(Items from an interface collection)
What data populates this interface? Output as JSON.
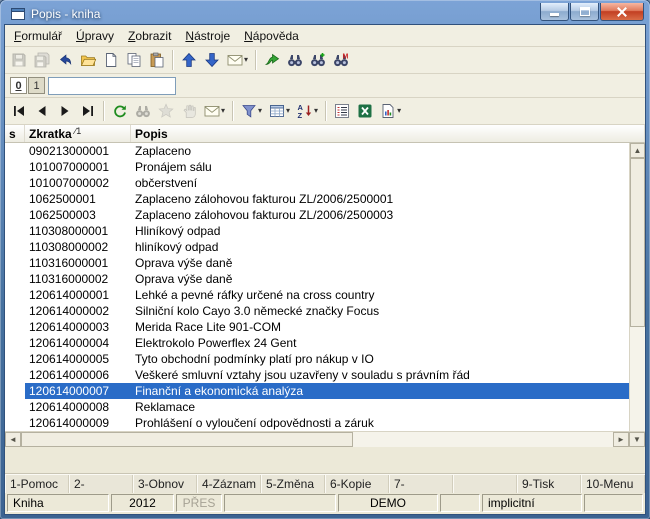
{
  "window": {
    "title": "Popis - kniha"
  },
  "menu": {
    "items": [
      "Formulář",
      "Úpravy",
      "Zobrazit",
      "Nástroje",
      "Nápověda"
    ]
  },
  "icons": {
    "dropdown_caret": "▾"
  },
  "scrollbar": {
    "up": "▲",
    "down": "▼",
    "left": "◄",
    "right": "►"
  },
  "toolbar_main": {
    "items": [
      {
        "name": "save",
        "symbol": "floppy",
        "disabled": true
      },
      {
        "name": "save-all",
        "symbol": "floppy-multi",
        "disabled": true
      },
      {
        "name": "undo",
        "symbol": "undo"
      },
      {
        "name": "open",
        "symbol": "folder"
      },
      {
        "name": "new-record",
        "symbol": "doc"
      },
      {
        "name": "copy",
        "symbol": "copy"
      },
      {
        "name": "paste",
        "symbol": "paste"
      },
      {
        "sep": true
      },
      {
        "name": "move-up",
        "symbol": "arrow-up"
      },
      {
        "name": "move-down",
        "symbol": "arrow-down"
      },
      {
        "name": "send-mail",
        "symbol": "mail",
        "caret": true
      },
      {
        "sep": true
      },
      {
        "name": "export",
        "symbol": "export"
      },
      {
        "name": "find",
        "symbol": "binoc"
      },
      {
        "name": "find-next",
        "symbol": "binoc-plus"
      },
      {
        "name": "find-m",
        "symbol": "binoc-m"
      }
    ]
  },
  "record_tabs": {
    "tabs": [
      "0",
      "1"
    ],
    "active_index": 0,
    "search_value": ""
  },
  "toolbar_nav": {
    "items": [
      {
        "name": "go-first",
        "symbol": "nav-first"
      },
      {
        "name": "go-previous",
        "symbol": "nav-prev"
      },
      {
        "name": "go-next",
        "symbol": "nav-next"
      },
      {
        "name": "go-last",
        "symbol": "nav-last"
      },
      {
        "sep": true
      },
      {
        "name": "refresh",
        "symbol": "refresh"
      },
      {
        "name": "find",
        "symbol": "binoc",
        "disabled": true
      },
      {
        "name": "favorites",
        "symbol": "star",
        "disabled": true
      },
      {
        "name": "grab",
        "symbol": "hand",
        "disabled": true
      },
      {
        "name": "send-mail",
        "symbol": "mail",
        "caret": true
      },
      {
        "sep": true
      },
      {
        "name": "filter",
        "symbol": "funnel",
        "caret": true
      },
      {
        "name": "columns",
        "symbol": "grid",
        "caret": true
      },
      {
        "name": "sort",
        "symbol": "sort-az",
        "caret": true
      },
      {
        "sep": true
      },
      {
        "name": "totals",
        "symbol": "list"
      },
      {
        "name": "export-excel",
        "symbol": "excel"
      },
      {
        "name": "print-report",
        "symbol": "report",
        "caret": true
      }
    ]
  },
  "table": {
    "header": {
      "s": "s",
      "zkratka": "Zkratka",
      "sort_indicator": "∕1",
      "popis": "Popis"
    },
    "selected_index": 15,
    "rows": [
      {
        "zkratka": "090213000001",
        "popis": "Zaplaceno"
      },
      {
        "zkratka": "101007000001",
        "popis": "Pronájem sálu"
      },
      {
        "zkratka": "101007000002",
        "popis": "občerstvení"
      },
      {
        "zkratka": "1062500001",
        "popis": "Zaplaceno zálohovou fakturou ZL/2006/2500001"
      },
      {
        "zkratka": "1062500003",
        "popis": "Zaplaceno zálohovou fakturou ZL/2006/2500003"
      },
      {
        "zkratka": "110308000001",
        "popis": "Hliníkový odpad"
      },
      {
        "zkratka": "110308000002",
        "popis": "hliníkový odpad"
      },
      {
        "zkratka": "110316000001",
        "popis": "Oprava výše daně"
      },
      {
        "zkratka": "110316000002",
        "popis": "Oprava výše daně"
      },
      {
        "zkratka": "120614000001",
        "popis": "Lehké a pevné ráfky určené na cross country"
      },
      {
        "zkratka": "120614000002",
        "popis": "Silniční kolo Cayo 3.0 německé značky Focus"
      },
      {
        "zkratka": "120614000003",
        "popis": "Merida Race Lite 901-COM"
      },
      {
        "zkratka": "120614000004",
        "popis": "Elektrokolo Powerflex 24 Gent"
      },
      {
        "zkratka": "120614000005",
        "popis": "Tyto obchodní podmínky platí pro nákup v IO"
      },
      {
        "zkratka": "120614000006",
        "popis": "Veškeré smluvní vztahy jsou uzavřeny v souladu s právním řád"
      },
      {
        "zkratka": "120614000007",
        "popis": "Finanční a ekonomická analýza"
      },
      {
        "zkratka": "120614000008",
        "popis": "Reklamace"
      },
      {
        "zkratka": "120614000009",
        "popis": "Prohlášení o vyloučení odpovědnosti a záruk"
      }
    ]
  },
  "fkeys": {
    "items": [
      "1-Pomoc",
      "2-",
      "3-Obnov",
      "4-Záznam",
      "5-Změna",
      "6-Kopie",
      "7-",
      "",
      "9-Tisk",
      "10-Menu"
    ]
  },
  "statusbar": {
    "panels": [
      {
        "label": "Kniha",
        "width": 102
      },
      {
        "label": "2012",
        "width": 63,
        "align": "center"
      },
      {
        "label": "PŘES",
        "width": 46,
        "align": "center",
        "muted": true
      },
      {
        "label": "",
        "width": 112
      },
      {
        "label": "DEMO",
        "width": 100,
        "align": "center"
      },
      {
        "label": "",
        "width": 40
      },
      {
        "label": "implicitní",
        "width": 100
      },
      {
        "label": ""
      }
    ]
  },
  "colors": {
    "selection": "#2a6cc7",
    "titlebar": "#4d7fb8",
    "close_button": "#c23e22"
  }
}
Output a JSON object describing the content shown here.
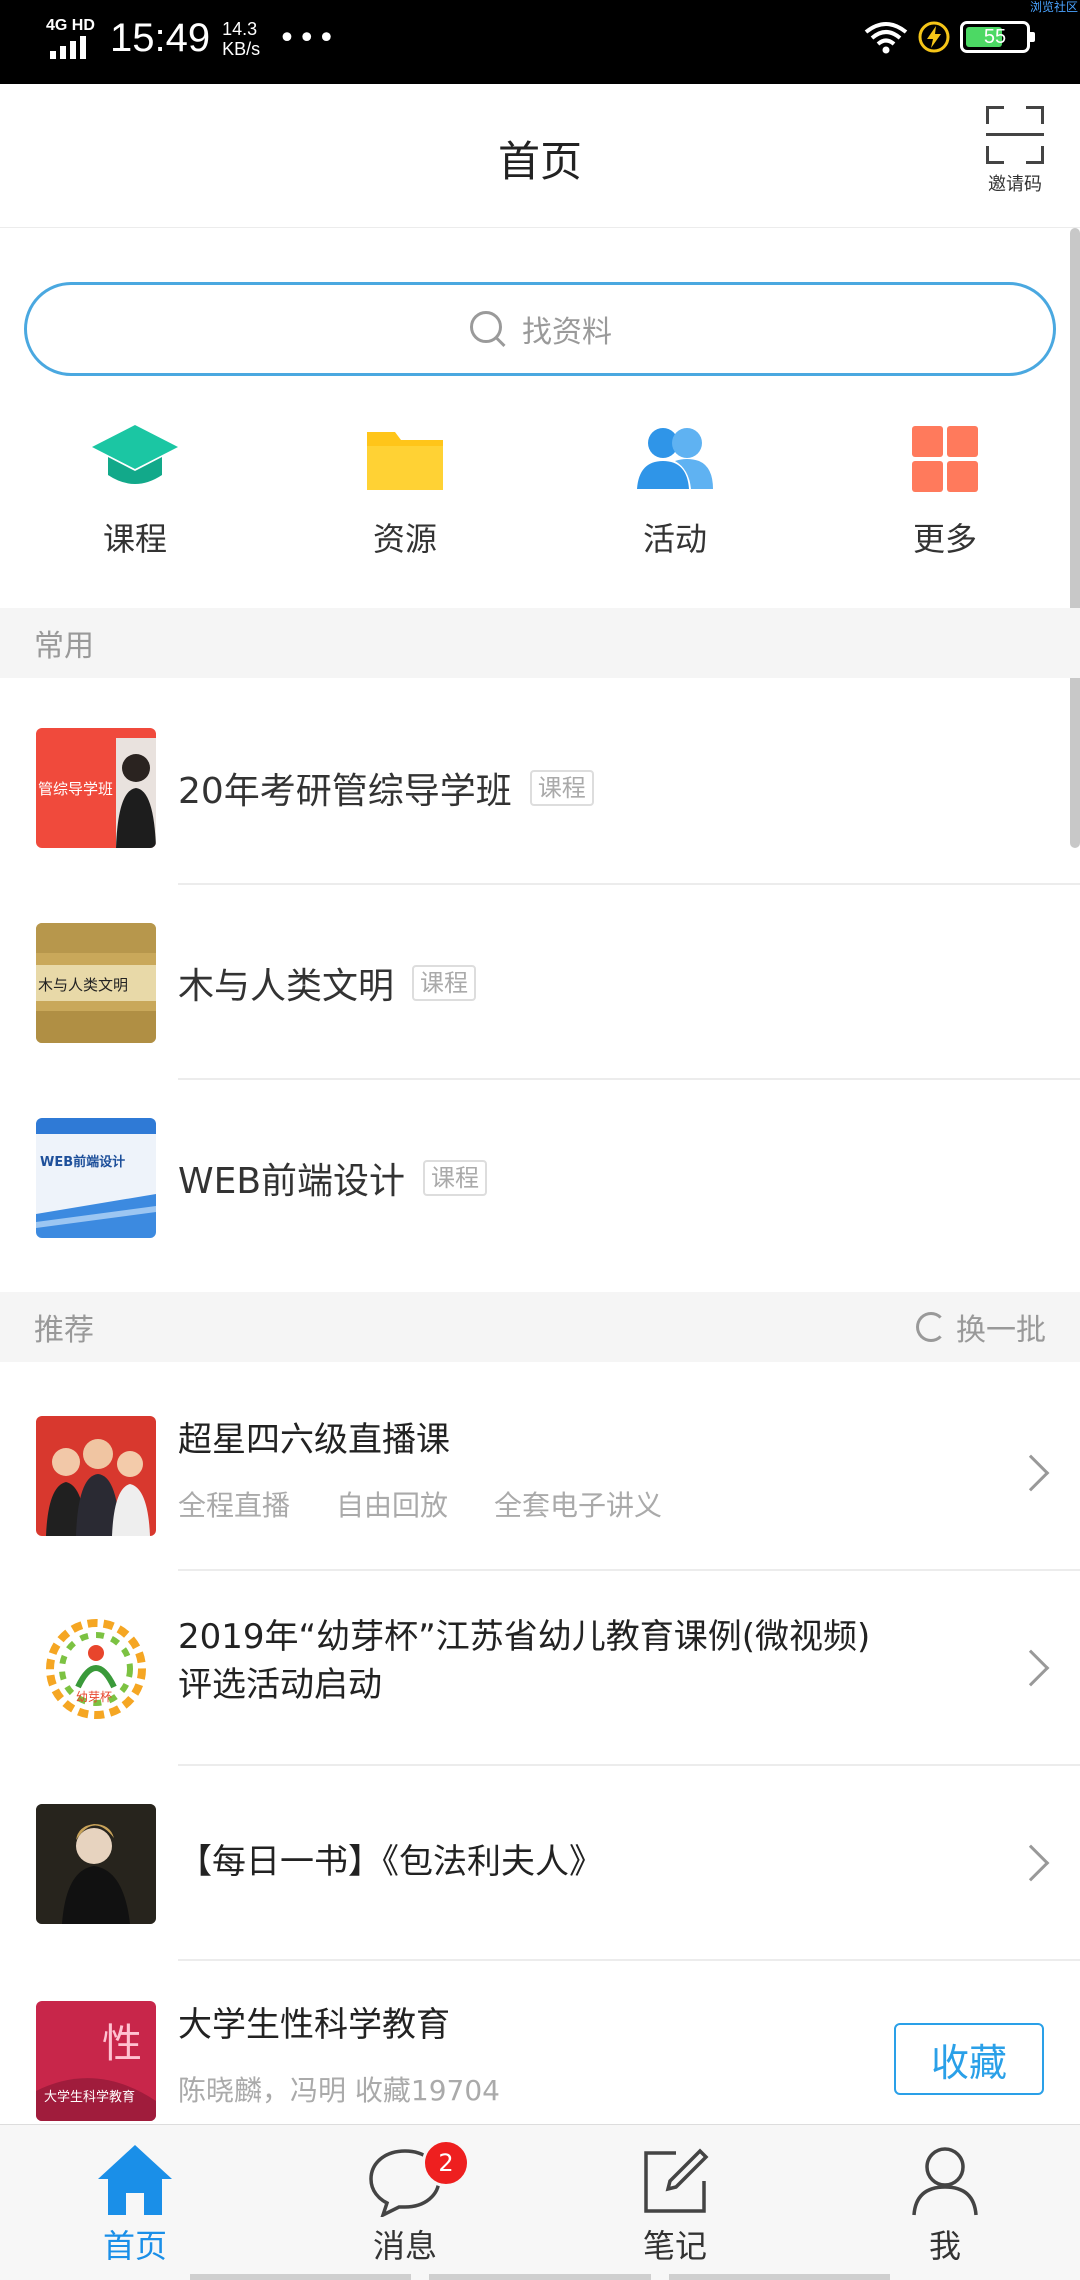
{
  "status_bar": {
    "network": "4G HD",
    "time": "15:49",
    "speed_value": "14.3",
    "speed_unit": "KB/s",
    "dots": "•••",
    "battery": "55",
    "corner_text": "浏览社区"
  },
  "header": {
    "title": "首页",
    "invite_label": "邀请码"
  },
  "search": {
    "placeholder": "找资料"
  },
  "quick_nav": [
    {
      "label": "课程",
      "icon": "graduation-cap-icon",
      "color": "#1bc6a3"
    },
    {
      "label": "资源",
      "icon": "folder-icon",
      "color": "#ffc519"
    },
    {
      "label": "活动",
      "icon": "users-icon",
      "color": "#2f95e8"
    },
    {
      "label": "更多",
      "icon": "grid-icon",
      "color": "#ff7a5c"
    }
  ],
  "common": {
    "section_title": "常用",
    "items": [
      {
        "title": "20年考研管综导学班",
        "tag": "课程"
      },
      {
        "title": "木与人类文明",
        "tag": "课程"
      },
      {
        "title": "WEB前端设计",
        "tag": "课程"
      }
    ]
  },
  "recommend": {
    "section_title": "推荐",
    "refresh_label": "换一批",
    "items": [
      {
        "title": "超星四六级直播课",
        "tags": [
          "全程直播",
          "自由回放",
          "全套电子讲义"
        ]
      },
      {
        "title": "2019年“幼芽杯”江苏省幼儿教育课例(微视频)评选活动启动"
      },
      {
        "title": "【每日一书】《包法利夫人》"
      },
      {
        "title": "大学生性科学教育",
        "subtitle": "陈晓麟，冯明 收藏19704",
        "action": "收藏"
      }
    ]
  },
  "thumbs": {
    "kaoyan_text": "管综导学班",
    "wood_text": "木与人类文明",
    "web_text": "WEB前端设计",
    "edu_logo_text": "幼芽杯",
    "book_text": "大学生科学教育",
    "book_big_char": "性"
  },
  "tabbar": [
    {
      "label": "首页",
      "icon": "home-icon",
      "active": true
    },
    {
      "label": "消息",
      "icon": "chat-bubble-icon",
      "badge": "2"
    },
    {
      "label": "笔记",
      "icon": "edit-note-icon"
    },
    {
      "label": "我",
      "icon": "person-icon"
    }
  ],
  "colors": {
    "accent": "#1a8fe8",
    "search_border": "#4aa8e0",
    "badge": "#ee1f1f"
  }
}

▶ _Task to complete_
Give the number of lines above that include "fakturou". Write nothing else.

▶ _Answer to this task_
2